In fact, Iran’s leader, Mahmoud Ahmadinejad, was invited to speak at Columbia University by its president in 2007. President Lee Bollinger’s introduction, in the spirit of being fair and balanced, did contain criticism of Iran’s authoritarian rule and of its leader’s Holocaust denial, but little was said about Iran’s threat to create a second Holocaust by wiping out the Jews in Israel. Students in attendance seemed more upset with Ahmadinejad’s denial that gays exist in Iran than with any threats to Jews in Israel.
Would Columbia have invited Adolf Hitler to speak had he visited the U.S. in the 1930s? Isn’t it in the interest of students and faculty for all views to be shared and debated?
In the special election to replace the late Senator Edward Kennedy in Massachusetts in 2010, two towns out of the Commonwealth’s nearly 300 gave by far the greatest amount of support for the Democrat, Martha Coakley, providing her with 85% of their votes. They were Cambridge, home to Harvard and MIT, and Amherst, home to the University of Massachusetts, Hampshire College and Amherst College. College towns are as reliably Democratic as African-American sections of major American cities. The difference is that the voters in college towns are overwhelmingly white.

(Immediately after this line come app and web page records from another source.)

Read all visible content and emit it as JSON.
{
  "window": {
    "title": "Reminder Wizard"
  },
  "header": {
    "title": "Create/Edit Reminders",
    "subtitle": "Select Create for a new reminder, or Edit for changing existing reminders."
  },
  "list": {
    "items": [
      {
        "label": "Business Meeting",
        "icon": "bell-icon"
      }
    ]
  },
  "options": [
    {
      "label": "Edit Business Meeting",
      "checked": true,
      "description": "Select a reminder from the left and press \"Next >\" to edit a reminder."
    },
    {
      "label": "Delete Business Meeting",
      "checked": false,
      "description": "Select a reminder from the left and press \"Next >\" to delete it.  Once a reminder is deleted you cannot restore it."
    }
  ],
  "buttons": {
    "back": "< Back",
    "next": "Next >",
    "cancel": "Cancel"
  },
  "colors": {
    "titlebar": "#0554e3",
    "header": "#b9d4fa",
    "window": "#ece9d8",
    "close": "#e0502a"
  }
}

There is no greater lockstep in political thinking than on the campuses of American universities, particularly elite schools in the north-east. A critical component of the worldview of the academic Left now is hatred of Israel and support for the Palestinian cause. The universities can try to make student life “comfortable” for Jewish students, who by and large pay the freight (full tuition). But in the classroom, at conferences, in student activity groups and at simulated Israeli checkpoints established in the campus plazas, the hostility to Israel is alive, aggressive and increasingly unrestrained. Jewish students are too often unwilling to push back, afraid either to risk their grades or to isolate themselves from fellow students by appearing to be too supportive of Israel.
These schools do produce more than their fair share of America’s future leaders. Universities have always had a political climate more liberal than the rest of the country. But intense hostility to Israel is a more recent phenomenon. University political activity feeds off identifying victim groups and fighting for their cause. The Palestinians are now in the upper tier of such groups. Some students may tune out the venom toward Israel that is routinely directed at them in far more classes than just Middle East studies or modern history. But others will absorb some of the toxin. It is not surprising that the graduates of America’s elite schools are far less sympathetic to Israel than graduates of other universities, and much less so than the rest of America’s adult population. In essence, anti-Zionism has become completely acceptable at the top of the academic ladder, and from there, over time, it has been and will continue to permeate the rest of mainstream society - in leftist churches and synagogues, and the mainstream media in particular. You cannot slander gays, women or Muslims, but Israelis have become fair game.